Shaun Alexander

Shaun Alexander is a london based Freelance Film writer. He has previously written for Film Stories, Much Ado About Cinema and Screen Queens. His writing often looks at themes of gender, sexuality and masculinity.

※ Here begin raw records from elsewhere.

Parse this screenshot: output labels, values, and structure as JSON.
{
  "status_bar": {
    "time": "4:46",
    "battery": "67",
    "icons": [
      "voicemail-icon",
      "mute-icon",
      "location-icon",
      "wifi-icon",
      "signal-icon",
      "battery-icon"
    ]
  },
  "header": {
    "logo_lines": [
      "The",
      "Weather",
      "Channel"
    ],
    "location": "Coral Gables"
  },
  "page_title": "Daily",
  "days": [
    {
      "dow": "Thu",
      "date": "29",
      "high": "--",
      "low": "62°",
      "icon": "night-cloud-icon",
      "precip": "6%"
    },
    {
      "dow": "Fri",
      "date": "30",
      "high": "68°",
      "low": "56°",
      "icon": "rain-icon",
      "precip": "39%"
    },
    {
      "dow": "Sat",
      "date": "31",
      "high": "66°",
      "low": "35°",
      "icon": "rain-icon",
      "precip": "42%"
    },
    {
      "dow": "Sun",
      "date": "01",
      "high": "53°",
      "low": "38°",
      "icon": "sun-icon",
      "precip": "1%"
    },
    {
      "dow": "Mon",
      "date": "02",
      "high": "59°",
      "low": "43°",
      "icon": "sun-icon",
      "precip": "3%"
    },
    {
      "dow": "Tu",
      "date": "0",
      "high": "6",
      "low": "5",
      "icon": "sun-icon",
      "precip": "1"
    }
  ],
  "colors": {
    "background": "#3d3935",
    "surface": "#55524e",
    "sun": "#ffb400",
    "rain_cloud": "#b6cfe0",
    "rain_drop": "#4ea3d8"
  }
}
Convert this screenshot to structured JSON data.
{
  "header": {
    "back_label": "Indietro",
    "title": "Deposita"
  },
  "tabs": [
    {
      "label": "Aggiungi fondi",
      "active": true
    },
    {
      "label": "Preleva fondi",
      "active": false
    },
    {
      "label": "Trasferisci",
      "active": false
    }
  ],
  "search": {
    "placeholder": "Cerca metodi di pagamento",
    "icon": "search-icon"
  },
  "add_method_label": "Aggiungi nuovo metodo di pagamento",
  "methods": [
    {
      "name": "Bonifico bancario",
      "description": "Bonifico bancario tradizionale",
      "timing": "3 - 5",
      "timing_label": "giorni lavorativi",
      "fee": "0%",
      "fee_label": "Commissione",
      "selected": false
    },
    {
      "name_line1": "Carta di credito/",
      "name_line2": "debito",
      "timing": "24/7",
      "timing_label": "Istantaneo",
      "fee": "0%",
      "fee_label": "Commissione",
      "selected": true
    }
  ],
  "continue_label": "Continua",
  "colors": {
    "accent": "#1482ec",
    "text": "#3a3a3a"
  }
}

He has been looking to delve deeper in to nostalgia in film as a writing topic of interest
Shaun Alexander
- 32 mins ago